Entries from a dataset of interfaces:
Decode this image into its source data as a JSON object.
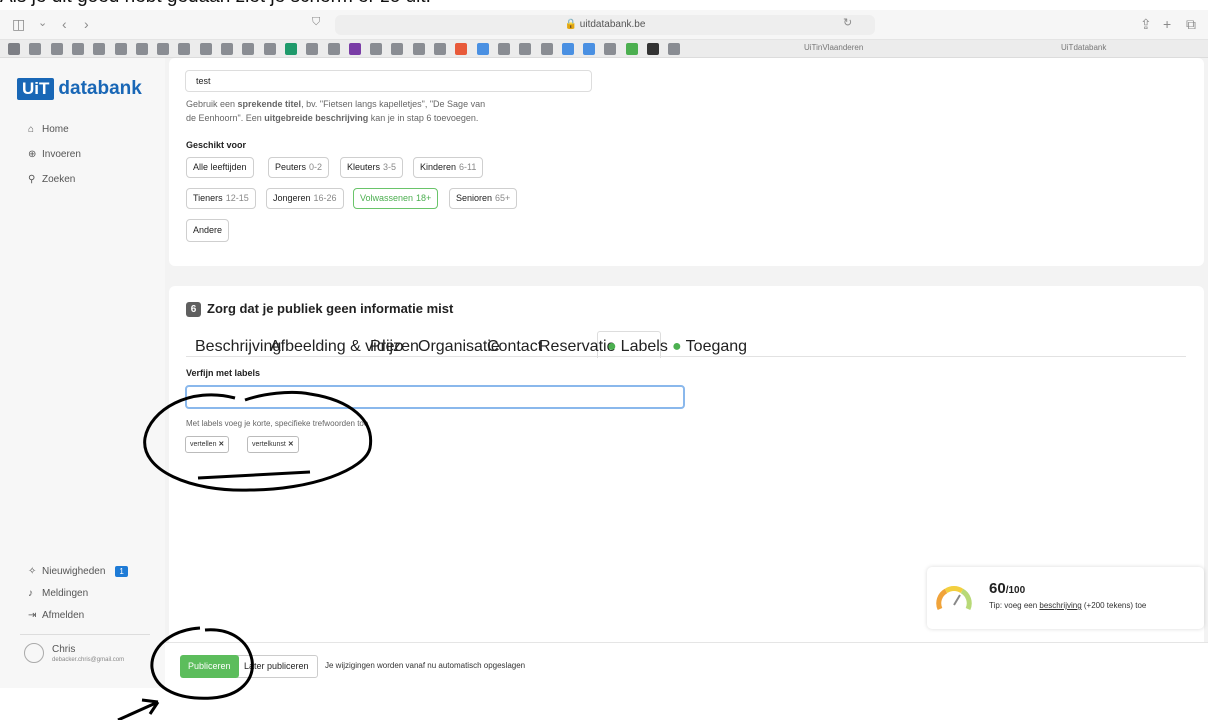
{
  "caption": "Als je dit goed hebt gedaan ziet je scherm er zo uit:",
  "browser": {
    "url": "uitdatabank.be",
    "tabs": [
      "UiTinVlaanderen",
      "UiTdatabank"
    ]
  },
  "sidebar": {
    "logo_box": "UiT",
    "logo_text": "databank",
    "nav": [
      {
        "icon": "home-icon",
        "glyph": "⌂",
        "label": "Home"
      },
      {
        "icon": "plus-circle-icon",
        "glyph": "⊕",
        "label": "Invoeren"
      },
      {
        "icon": "search-icon",
        "glyph": "⚲",
        "label": "Zoeken"
      }
    ],
    "bottom": [
      {
        "icon": "gift-icon",
        "glyph": "✧",
        "label": "Nieuwigheden",
        "badge": "1"
      },
      {
        "icon": "bell-icon",
        "glyph": "♪",
        "label": "Meldingen"
      },
      {
        "icon": "logout-icon",
        "glyph": "⇥",
        "label": "Afmelden"
      }
    ],
    "user": {
      "name": "Chris",
      "email": "debacker.chris@gmail.com"
    }
  },
  "title_section": {
    "value": "test",
    "hint_line1_pre": "Gebruik een ",
    "hint_line1_bold": "sprekende titel",
    "hint_line1_post": ", bv. \"Fietsen langs kapelletjes\", \"De Sage van",
    "hint_line2_pre": "de Eenhoorn\". Een ",
    "hint_line2_bold": "uitgebreide beschrijving",
    "hint_line2_post": " kan je in stap 6 toevoegen.",
    "suitable_label": "Geschikt voor",
    "audience": [
      {
        "label": "Alle leeftijden",
        "age": ""
      },
      {
        "label": "Peuters",
        "age": "0-2"
      },
      {
        "label": "Kleuters",
        "age": "3-5"
      },
      {
        "label": "Kinderen",
        "age": "6-11"
      },
      {
        "label": "Tieners",
        "age": "12-15"
      },
      {
        "label": "Jongeren",
        "age": "16-26"
      },
      {
        "label": "Volwassenen",
        "age": "18+",
        "active": true
      },
      {
        "label": "Senioren",
        "age": "65+"
      },
      {
        "label": "Andere",
        "age": ""
      }
    ]
  },
  "step6": {
    "number": "6",
    "title": "Zorg dat je publiek geen informatie mist",
    "tabs": [
      {
        "label": "Beschrijving",
        "done": false
      },
      {
        "label": "Afbeelding & video",
        "done": false
      },
      {
        "label": "Prijzen",
        "done": false
      },
      {
        "label": "Organisatie",
        "done": false
      },
      {
        "label": "Contact",
        "done": false
      },
      {
        "label": "Reservatie",
        "done": false
      },
      {
        "label": "Labels",
        "done": true,
        "active": true
      },
      {
        "label": "Toegang",
        "done": true
      }
    ],
    "labels_heading": "Verfijn met labels",
    "labels_value": "",
    "labels_hint": "Met labels voeg je korte, specifieke trefwoorden toe",
    "tags": [
      "vertellen",
      "vertelkunst"
    ]
  },
  "score": {
    "value": "60",
    "max": "/100",
    "tip_pre": "Tip: voeg een ",
    "tip_link": "beschrijving",
    "tip_post": " (+200 tekens) toe",
    "level": 0.6
  },
  "footer": {
    "publish": "Publiceren",
    "later": "Later publiceren",
    "autosave": "Je wijzigingen worden vanaf nu automatisch opgeslagen"
  },
  "colors": {
    "brand": "#1967b6",
    "green": "#5cbd5c",
    "focus": "#8ab8ec"
  }
}
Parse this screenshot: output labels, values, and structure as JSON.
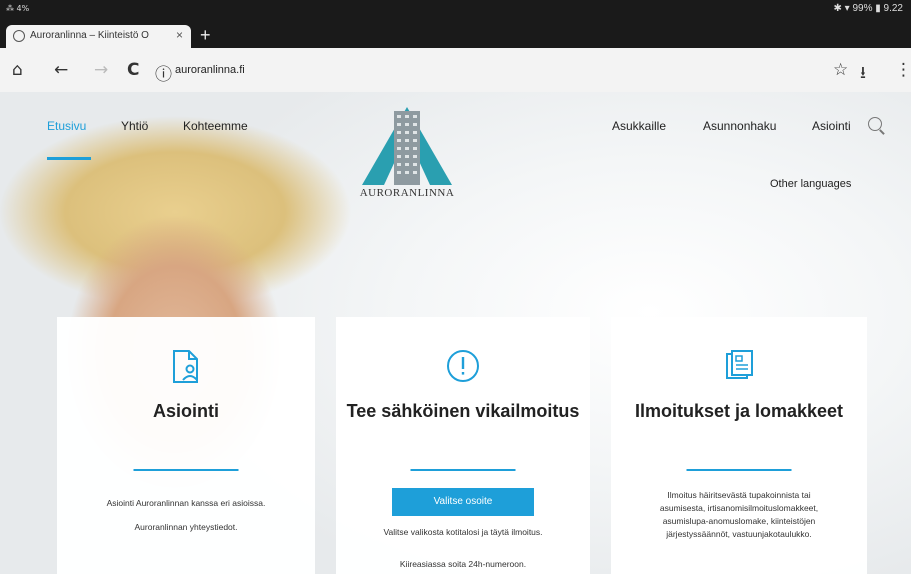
{
  "statusbar": {
    "left": "⁂ 4%",
    "right": "✱ ▾ 99% ▮ 9.22"
  },
  "browser": {
    "tab_title": "Auroranlinna – Kiinteistö O",
    "tab_close": "×",
    "new_tab": "+",
    "url": "auroranlinna.fi",
    "icons": {
      "home": "⌂",
      "back": "←",
      "forward": "→",
      "reload": "C",
      "info": "ⓘ",
      "star": "☆",
      "download": "⭳",
      "menu": "⋮"
    }
  },
  "nav": {
    "left": [
      "Etusivu",
      "Yhtiö",
      "Kohteemme"
    ],
    "right": [
      "Asukkaille",
      "Asunnonhaku",
      "Asiointi"
    ],
    "logo_text": "AURORANLINNA",
    "other_languages": "Other languages"
  },
  "cards": [
    {
      "title": "Asiointi",
      "lines": [
        "Asiointi Auroranlinnan kanssa eri asioissa.",
        "Auroranlinnan yhteystiedot."
      ],
      "icon": "document-person-icon"
    },
    {
      "title": "Tee sähköinen vikailmoitus",
      "button": "Valitse osoite",
      "lines": [
        "Valitse valikosta kotitalosi ja täytä ilmoitus.",
        "Kiireasiassa soita 24h-numeroon."
      ],
      "icon": "exclamation-circle-icon"
    },
    {
      "title": "Ilmoitukset ja lomakkeet",
      "lines": [
        "Ilmoitus häiritsevästä tupakoinnista tai",
        "asumisesta, irtisanomisilmoituslomakkeet,",
        "asumislupa-anomuslomake, kiinteistöjen",
        "järjestyssäännöt, vastuunjakotaulukko."
      ],
      "icon": "forms-icon"
    }
  ],
  "colors": {
    "accent": "#1e9fd9",
    "logo_teal": "#2a9fb0"
  }
}
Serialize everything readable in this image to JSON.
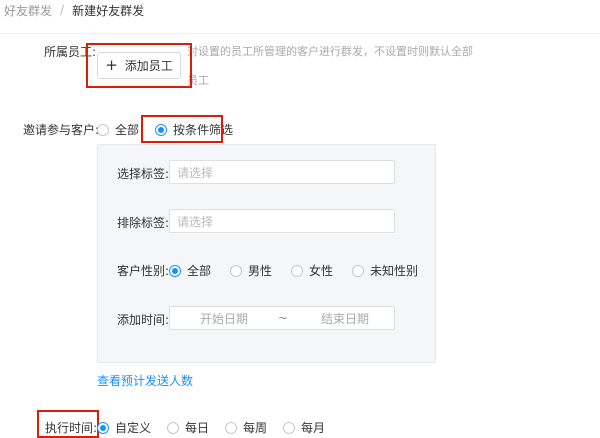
{
  "breadcrumb": {
    "root": "好友群发",
    "separator": "/",
    "current": "新建好友群发"
  },
  "staff": {
    "label": "所属员工:",
    "add_button": "添加员工",
    "hint": "对设置的员工所管理的客户进行群发，不设置时则默认全部",
    "hint_cont": "员工"
  },
  "invite": {
    "label": "邀请参与客户:",
    "options": [
      "全部",
      "按条件筛选"
    ],
    "selected": "按条件筛选"
  },
  "filters": {
    "select_tag": {
      "label": "选择标签:",
      "placeholder": "请选择"
    },
    "exclude_tag": {
      "label": "排除标签:",
      "placeholder": "请选择"
    },
    "gender": {
      "label": "客户性别:",
      "options": [
        "全部",
        "男性",
        "女性",
        "未知性别"
      ],
      "selected": "全部"
    },
    "added_time": {
      "label": "添加时间:",
      "start_placeholder": "开始日期",
      "separator": "~",
      "end_placeholder": "结束日期"
    }
  },
  "preview_link": "查看预计发送人数",
  "exec_time": {
    "label": "执行时间:",
    "options": [
      "自定义",
      "每日",
      "每周",
      "每月"
    ],
    "selected": "自定义"
  },
  "colors": {
    "accent": "#1890ff",
    "highlight_box": "#d81e06"
  }
}
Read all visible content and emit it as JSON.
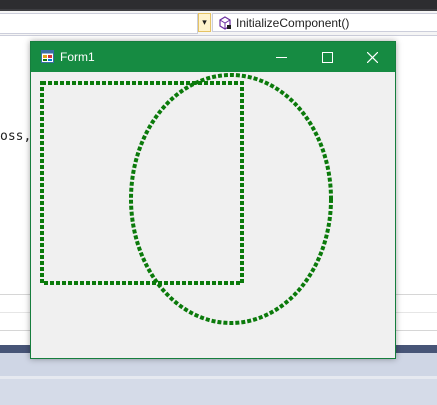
{
  "ide": {
    "navigation": {
      "dropdown_arrow": "▾",
      "method_name": "InitializeComponent()",
      "method_icon": "method-cube-icon"
    },
    "editor": {
      "code_fragment": "oss,"
    }
  },
  "form": {
    "title": "Form1",
    "app_icon": "windows-form-icon",
    "buttons": {
      "minimize": "minimize-icon",
      "maximize": "maximize-icon",
      "close": "close-icon"
    },
    "drawing": {
      "stroke_color": "#0b7a0b",
      "style": "dashed",
      "shapes": [
        "rectangle",
        "ellipse"
      ]
    }
  }
}
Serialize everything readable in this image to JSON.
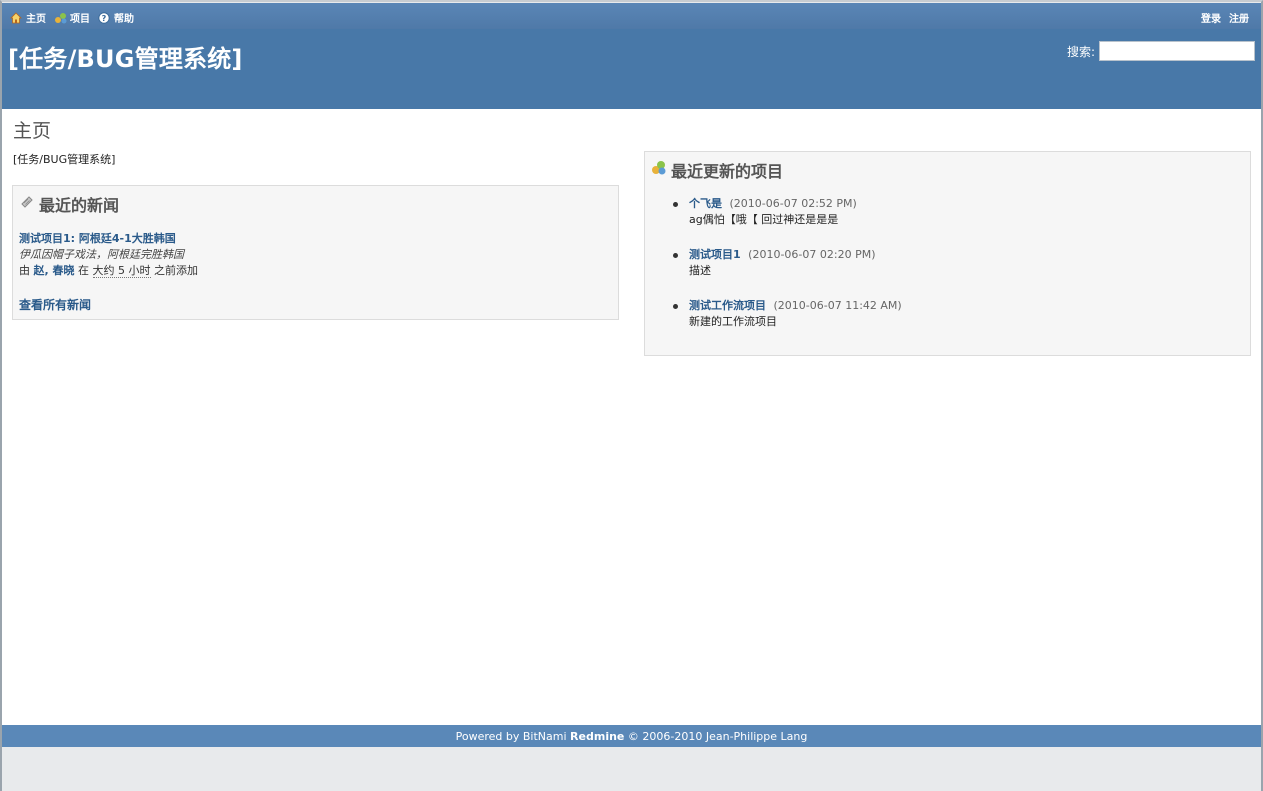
{
  "top_menu": {
    "home": "主页",
    "projects": "项目",
    "help": "帮助",
    "login": "登录",
    "register": "注册"
  },
  "header": {
    "title": "[任务/BUG管理系统]",
    "search_label": "搜索:",
    "search_value": ""
  },
  "main": {
    "page_title": "主页",
    "welcome": "[任务/BUG管理系统]",
    "news": {
      "heading": "最近的新闻",
      "items": [
        {
          "title": "测试项目1: 阿根廷4-1大胜韩国",
          "summary": "伊瓜因帽子戏法，阿根廷完胜韩国",
          "by_prefix": "由",
          "author": "赵, 春晓",
          "in_text": "在",
          "ago": "大约 5 小时",
          "suffix": "之前添加"
        }
      ],
      "view_all": "查看所有新闻"
    },
    "projects": {
      "heading": "最近更新的项目",
      "items": [
        {
          "name": "个飞是",
          "date": "(2010-06-07 02:52 PM)",
          "description": "ag偶怕【哦【 回过神还是是是"
        },
        {
          "name": "测试项目1",
          "date": "(2010-06-07 02:20 PM)",
          "description": "描述"
        },
        {
          "name": "测试工作流项目",
          "date": "(2010-06-07 11:42 AM)",
          "description": "新建的工作流项目"
        }
      ]
    }
  },
  "footer": {
    "powered_by": "Powered by BitNami",
    "product": "Redmine",
    "copyright": "© 2006-2010 Jean-Philippe Lang"
  },
  "colors": {
    "top_menu": "#507aaa",
    "header": "#4878a8",
    "footer": "#5a88b8",
    "link": "#2a5a8a"
  }
}
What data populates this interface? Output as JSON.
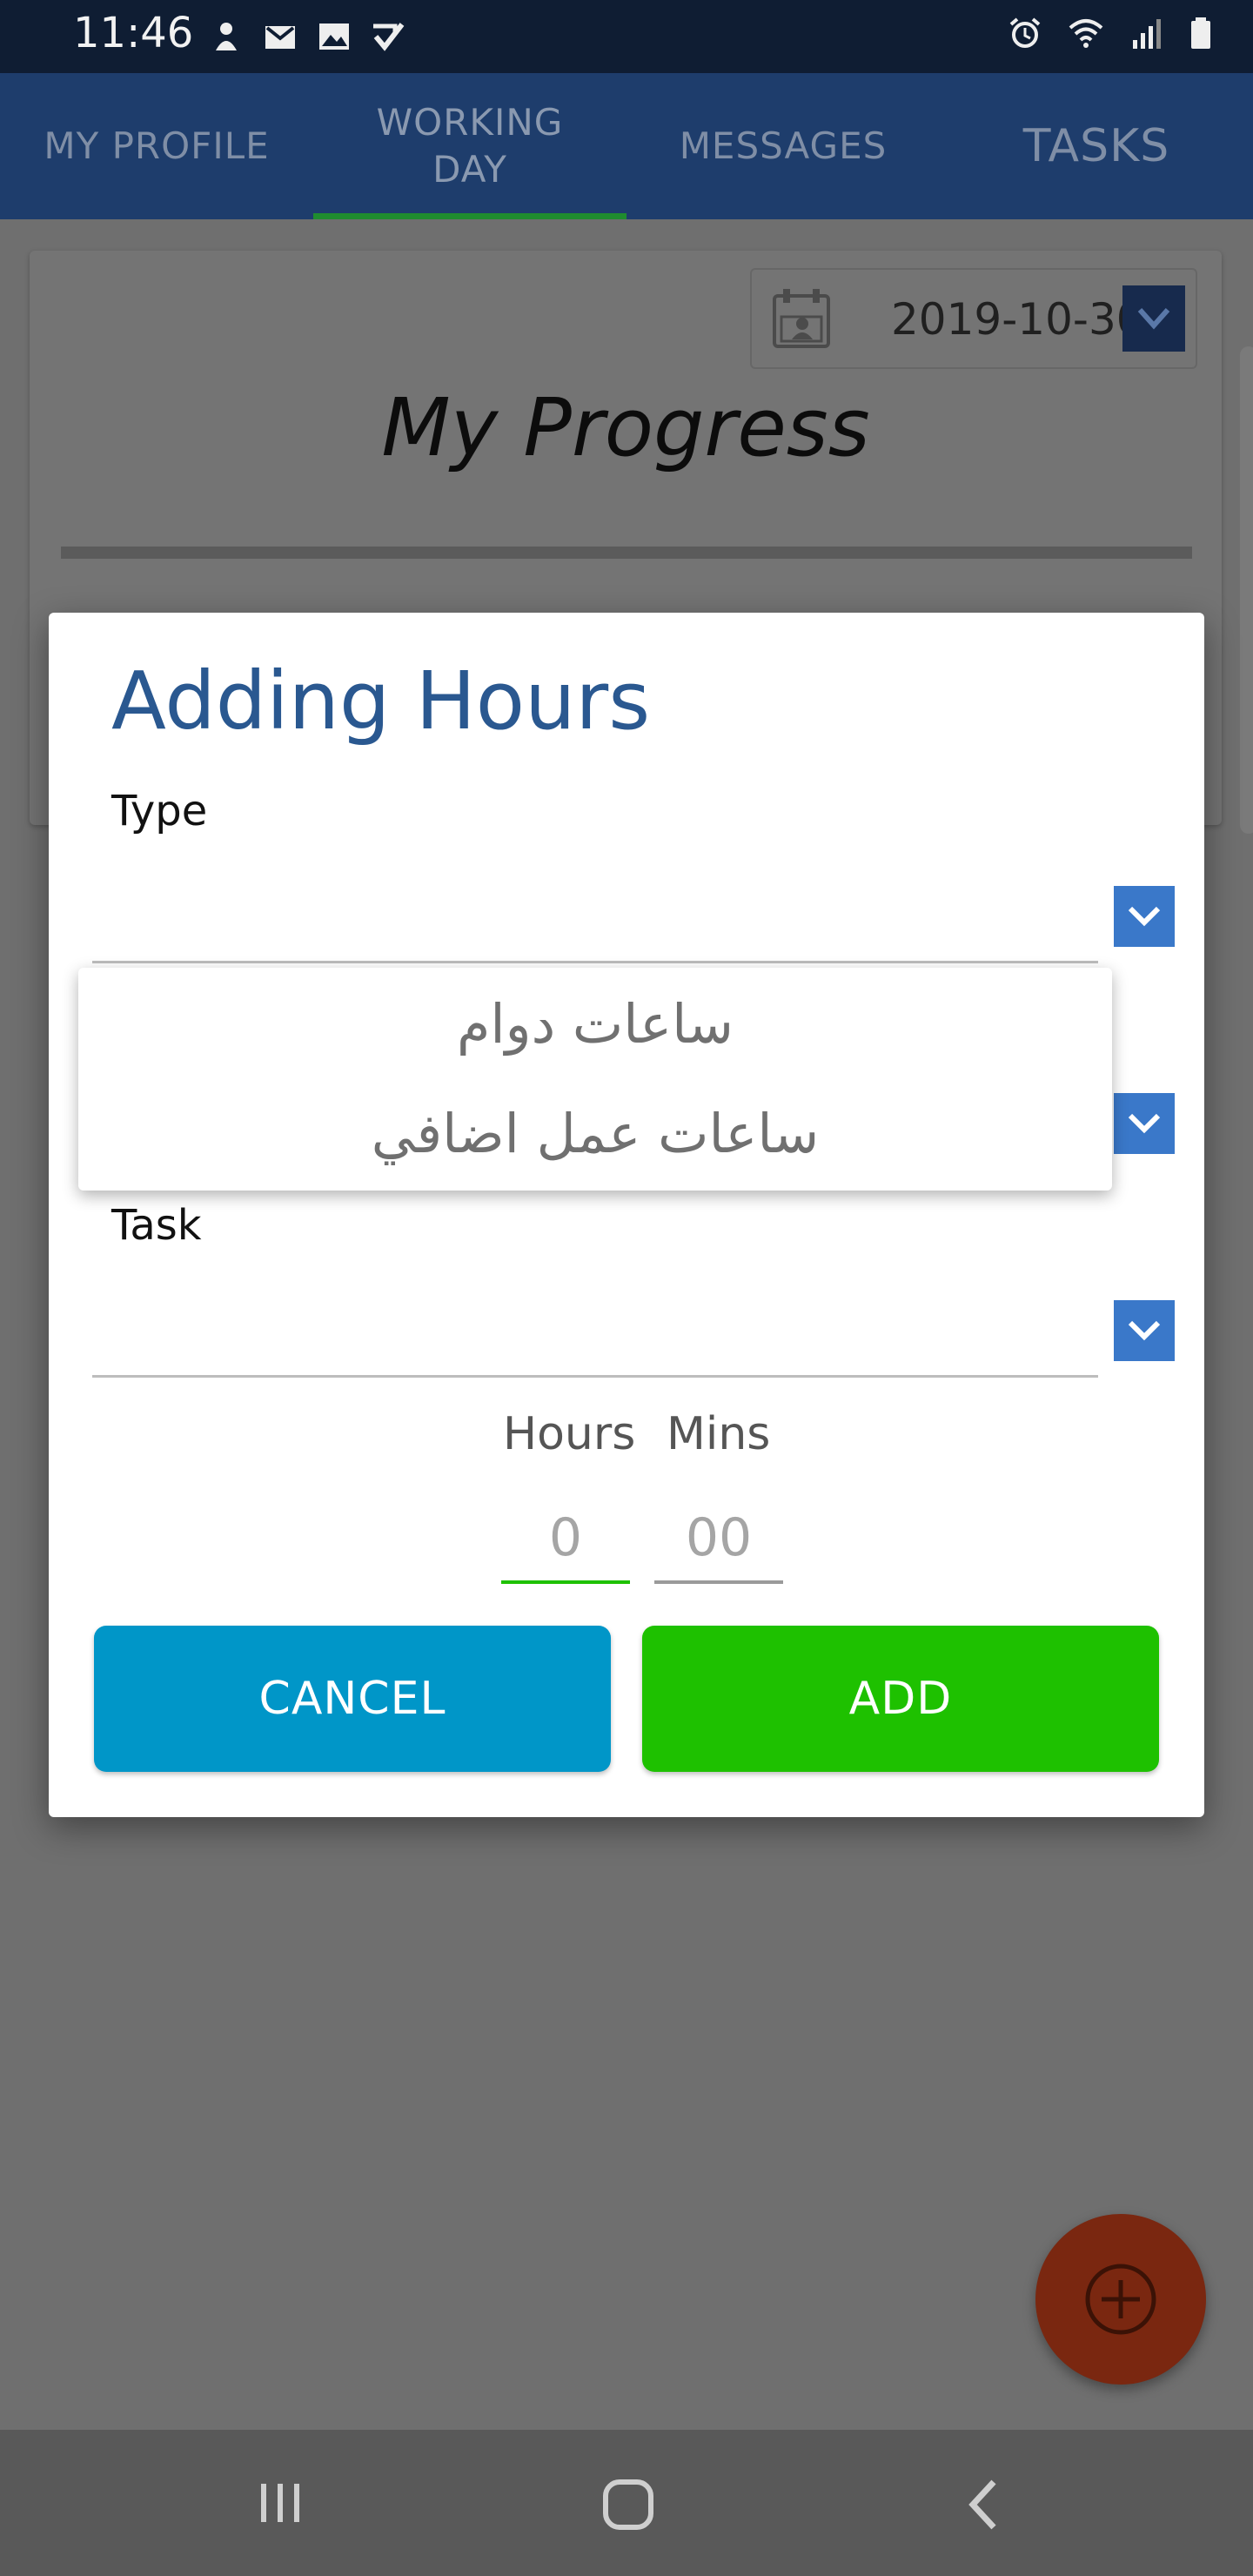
{
  "status_bar": {
    "time": "11:46",
    "left_icons": [
      "person-notification-icon",
      "gmail-icon",
      "image-icon",
      "checkmark-notification-icon"
    ],
    "right_icons": [
      "alarm-icon",
      "wifi-icon",
      "signal-icon",
      "battery-icon"
    ]
  },
  "tabs": [
    {
      "label": "MY PROFILE",
      "active": false
    },
    {
      "label": "WORKING DAY",
      "active": true
    },
    {
      "label": "MESSAGES",
      "active": false
    },
    {
      "label": "TASKS",
      "active": false
    }
  ],
  "progress_card": {
    "date": "2019-10-30",
    "title": "My Progress"
  },
  "dialog": {
    "title": "Adding Hours",
    "type_label": "Type",
    "type_value": "",
    "task_label": "Task",
    "task_value": "",
    "hours_label": "Hours",
    "mins_label": "Mins",
    "hours_placeholder": "0",
    "mins_placeholder": "00",
    "cancel_label": "CANCEL",
    "add_label": "ADD"
  },
  "type_dropdown": {
    "options": [
      "ساعات دوام",
      "ساعات عمل اضافي"
    ]
  },
  "colors": {
    "tab_bar": "#1e3d6c",
    "tab_indicator": "#1f8c2f",
    "dialog_title": "#2a5890",
    "dropdown_button": "#3a78c9",
    "cancel_button": "#0096c8",
    "add_button": "#1ec100",
    "fab": "#d2421a"
  }
}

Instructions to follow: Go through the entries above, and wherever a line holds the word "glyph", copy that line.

Worked solution:
        "glyph": "⌂",
        "glyph": "⊕",
        "glyph": "⚲",
        "glyph": "✧",
        "glyph": "♪",
        "glyph": "⇥",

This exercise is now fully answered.